Although tempted to kill the notorious outlaw on the spot, local authorities prudently decide to turn him over the feds for official hanging. This, however, will involve transporting him to the railway town of Contention, where in two days’ time, Ben can be put on the train to Yuma. To pay off his debt, Dan volunteers to help escort Ben to his destination.

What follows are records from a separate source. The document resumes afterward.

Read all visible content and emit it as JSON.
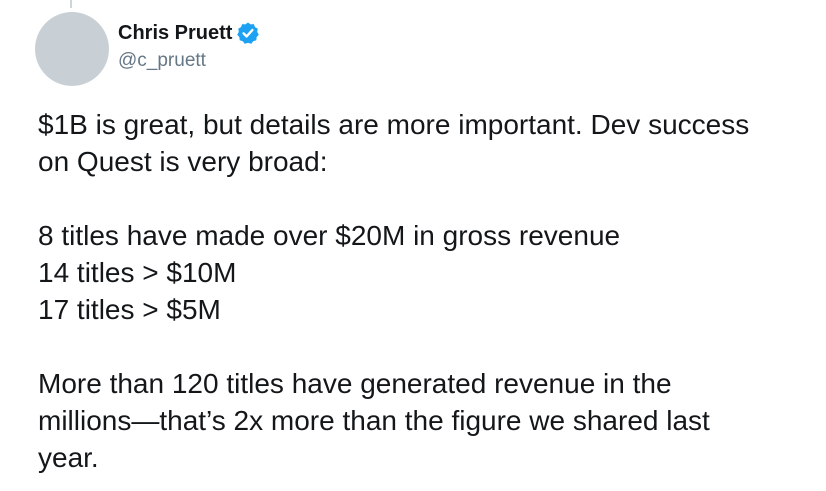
{
  "author": {
    "display_name": "Chris Pruett",
    "handle": "@c_pruett",
    "verified": true,
    "verified_icon": "verified-badge-icon",
    "accent_color": "#1da1f2"
  },
  "tweet": {
    "paragraphs": [
      [
        "$1B is great, but details are more important. Dev success",
        "on Quest is very broad:"
      ],
      [
        "8 titles have made over $20M in gross revenue",
        "14 titles > $10M",
        "17 titles > $5M"
      ],
      [
        "More than 120 titles have generated revenue in the",
        "millions—that’s 2x more than the figure we shared last",
        "year."
      ]
    ]
  }
}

Thus begins a war of nerves that plays out in tasty ways across a vivid landscape. Although handcuffed and surrounded by several armed men, it’s Ben who sets the tone and exerts the power. Quoting Scripture when it suits the occasion, he elicits information with seemingly innocuous questions, taunts his guards, and baits Dan about his missing leg and inability to support his family or please his beautiful wife. An excellent judge of character and master manipulator, he manages to kill one, then another of his guards, and is on the verge of getting away when who should turn up in a pinch but young Will, who wants to help his dad but harbors an ill-concealed admiration for the charismatic bandit.

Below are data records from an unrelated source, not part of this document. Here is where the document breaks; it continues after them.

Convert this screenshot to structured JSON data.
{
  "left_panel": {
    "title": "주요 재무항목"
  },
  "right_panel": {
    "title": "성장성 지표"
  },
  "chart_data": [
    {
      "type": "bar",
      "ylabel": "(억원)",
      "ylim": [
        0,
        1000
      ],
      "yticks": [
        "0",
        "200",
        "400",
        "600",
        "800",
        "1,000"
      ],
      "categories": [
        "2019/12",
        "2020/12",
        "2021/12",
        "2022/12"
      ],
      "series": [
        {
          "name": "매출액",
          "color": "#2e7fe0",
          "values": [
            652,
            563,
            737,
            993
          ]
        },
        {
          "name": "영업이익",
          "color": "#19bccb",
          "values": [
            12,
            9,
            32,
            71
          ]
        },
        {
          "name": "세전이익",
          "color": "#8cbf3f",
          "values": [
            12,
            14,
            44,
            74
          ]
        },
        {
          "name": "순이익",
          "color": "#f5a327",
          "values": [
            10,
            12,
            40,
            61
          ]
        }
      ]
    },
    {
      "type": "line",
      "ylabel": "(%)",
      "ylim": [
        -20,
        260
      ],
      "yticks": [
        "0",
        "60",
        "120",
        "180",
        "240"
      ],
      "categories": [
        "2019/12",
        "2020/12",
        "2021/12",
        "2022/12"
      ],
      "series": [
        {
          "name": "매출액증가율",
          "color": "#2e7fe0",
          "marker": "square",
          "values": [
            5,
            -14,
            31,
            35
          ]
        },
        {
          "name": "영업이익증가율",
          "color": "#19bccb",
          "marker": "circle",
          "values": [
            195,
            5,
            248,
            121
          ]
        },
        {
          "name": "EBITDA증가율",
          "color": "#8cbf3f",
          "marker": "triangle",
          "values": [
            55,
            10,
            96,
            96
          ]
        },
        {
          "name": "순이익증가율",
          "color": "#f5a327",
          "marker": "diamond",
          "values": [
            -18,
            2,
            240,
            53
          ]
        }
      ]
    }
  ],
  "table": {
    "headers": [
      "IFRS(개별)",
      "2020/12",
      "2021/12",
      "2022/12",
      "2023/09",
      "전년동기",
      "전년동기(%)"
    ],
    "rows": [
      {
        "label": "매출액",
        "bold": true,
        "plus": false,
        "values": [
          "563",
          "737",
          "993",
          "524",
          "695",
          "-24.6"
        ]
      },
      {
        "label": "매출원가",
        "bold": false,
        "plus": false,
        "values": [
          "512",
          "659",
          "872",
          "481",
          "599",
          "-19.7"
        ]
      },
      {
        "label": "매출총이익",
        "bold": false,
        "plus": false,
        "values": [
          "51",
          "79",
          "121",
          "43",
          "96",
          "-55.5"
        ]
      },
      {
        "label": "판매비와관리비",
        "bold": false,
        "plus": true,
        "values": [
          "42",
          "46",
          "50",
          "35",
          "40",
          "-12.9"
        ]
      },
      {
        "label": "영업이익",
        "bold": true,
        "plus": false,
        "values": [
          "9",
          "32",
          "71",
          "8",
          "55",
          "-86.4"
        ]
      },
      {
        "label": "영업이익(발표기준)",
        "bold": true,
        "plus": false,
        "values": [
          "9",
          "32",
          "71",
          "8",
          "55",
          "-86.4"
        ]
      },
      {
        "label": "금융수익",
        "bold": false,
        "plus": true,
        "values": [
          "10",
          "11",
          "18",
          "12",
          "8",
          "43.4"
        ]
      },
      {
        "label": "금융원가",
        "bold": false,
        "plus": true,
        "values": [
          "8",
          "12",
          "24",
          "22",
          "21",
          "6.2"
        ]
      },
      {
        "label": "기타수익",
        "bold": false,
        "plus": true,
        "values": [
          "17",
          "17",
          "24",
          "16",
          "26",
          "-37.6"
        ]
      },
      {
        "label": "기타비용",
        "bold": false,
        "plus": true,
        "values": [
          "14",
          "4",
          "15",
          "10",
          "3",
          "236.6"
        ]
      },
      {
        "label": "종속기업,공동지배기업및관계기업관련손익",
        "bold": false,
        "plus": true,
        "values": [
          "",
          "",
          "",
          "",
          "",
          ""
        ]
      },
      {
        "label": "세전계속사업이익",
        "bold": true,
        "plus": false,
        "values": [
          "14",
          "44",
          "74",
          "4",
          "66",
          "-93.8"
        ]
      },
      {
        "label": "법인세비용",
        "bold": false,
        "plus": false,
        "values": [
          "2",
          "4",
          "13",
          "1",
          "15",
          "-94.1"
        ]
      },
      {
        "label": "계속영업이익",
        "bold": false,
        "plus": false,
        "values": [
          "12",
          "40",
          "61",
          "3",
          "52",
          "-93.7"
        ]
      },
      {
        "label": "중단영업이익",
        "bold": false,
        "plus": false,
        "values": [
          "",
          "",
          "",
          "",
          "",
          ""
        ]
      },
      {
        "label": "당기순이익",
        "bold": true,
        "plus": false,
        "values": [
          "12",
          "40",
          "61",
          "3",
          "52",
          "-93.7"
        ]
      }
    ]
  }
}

As the diminishing group proceeds through renegade Apache territory and into a mountainous railway construction site, they are shadowed by Ben’s remaining gang, headed in his absence by his No. 2, the psychopathic Charlie Prince (Ben Foster). If anyone’s going to gain the most, career-wise, from “3:10 to Yuma,” it will definitely be Foster, who puts the kind of indelible imprint on this juicy role that, in earlier eras, allowed such thesps as Lee Marvin, Richard Boone, Dan Duryea, James Coburn, Jack Palance, Lee Van Cleef, Strother Martin and others to immortalize themselves in the annals of Western villainy.
With his albino coloring, pinched mouth, reedy voice and remorseless wall-eyes, Foster’s lightning-draw killer brandishes a dementia amplified by an intense loyalty to Ben that gently borders on homoeroticism; he’ll do anything for his boss, for some reasons that are clear and for some that must be intuited. Foster is a mad delight to watch, and a reminder that the relative scarcity of Westerns deprives a generation of character actors of opportunities to shine.

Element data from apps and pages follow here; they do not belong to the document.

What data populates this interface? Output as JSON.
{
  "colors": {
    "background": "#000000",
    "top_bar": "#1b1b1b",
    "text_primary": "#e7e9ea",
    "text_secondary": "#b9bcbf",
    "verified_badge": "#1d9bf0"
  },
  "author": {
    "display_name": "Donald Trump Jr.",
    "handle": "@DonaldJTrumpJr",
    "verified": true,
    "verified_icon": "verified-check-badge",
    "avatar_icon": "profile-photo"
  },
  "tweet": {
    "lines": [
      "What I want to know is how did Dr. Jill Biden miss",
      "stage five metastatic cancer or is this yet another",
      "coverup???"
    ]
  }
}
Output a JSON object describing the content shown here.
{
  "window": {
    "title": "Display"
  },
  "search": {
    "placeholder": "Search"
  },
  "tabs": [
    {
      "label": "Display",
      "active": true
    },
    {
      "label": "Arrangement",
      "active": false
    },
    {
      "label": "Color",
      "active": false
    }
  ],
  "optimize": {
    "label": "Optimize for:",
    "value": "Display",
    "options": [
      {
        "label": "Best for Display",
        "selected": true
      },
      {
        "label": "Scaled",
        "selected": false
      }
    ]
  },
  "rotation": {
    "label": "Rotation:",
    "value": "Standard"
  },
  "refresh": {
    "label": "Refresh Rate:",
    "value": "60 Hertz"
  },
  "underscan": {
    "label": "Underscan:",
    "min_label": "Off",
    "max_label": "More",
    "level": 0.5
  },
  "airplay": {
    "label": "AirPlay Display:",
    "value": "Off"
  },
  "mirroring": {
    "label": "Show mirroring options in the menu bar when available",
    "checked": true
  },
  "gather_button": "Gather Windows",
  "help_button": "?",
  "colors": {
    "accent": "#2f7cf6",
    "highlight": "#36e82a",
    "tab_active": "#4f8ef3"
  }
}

Eventually, the few surviving wayfarers wind up in Contention to await the train. The least satisfying aspect of the original film — which was confidently directed by Delmer Daves and written by Halsted Welles, who receives shared script credit here with Michael Brandt and Derek Haas — was the ending, which wrapped things up too thoroughly. Conclusion has been significantly altered here, with an eye toward more complex layering of emotion and meaning. But qualms persist, as aspects of the physical action and psychological motivation remain murky and forced.
All the same, “Yuma” provides an absorbing ride, with helpful contributions from all hands. Honoring tradition in the storytelling but pushing for a heightened visual realism, Mangold has lenser Phedon Papamichael thrust the camera right into the action with a lot of handheld and perspective shots that must keep pace with constantly mobile characters, horses and coaches. Michael McCusker’s cutting and the clangy, propulsive score by Marco Beltrami keep a cattle prod on the proceedings.
Crowe is completely in his element here as, in the best tradition of great stars, he betrays no effort in conveying the masculine confidence, psychological acuity and manipulative power of his alluring bad guy; his Ben is one slick customer and more. Bale, whom one can imagine being effective in his own way as the villain, well embodies the strengths and frailties of the Eastern-bred rancher without sentimentality, and Lerman earns notice as a kid ready to skip adolescence and burst into full-blown manhood. Supporting turns are vivid, including a wonderfully leathery characterization by Peter Fonda as a supremely tough old bounty hunter.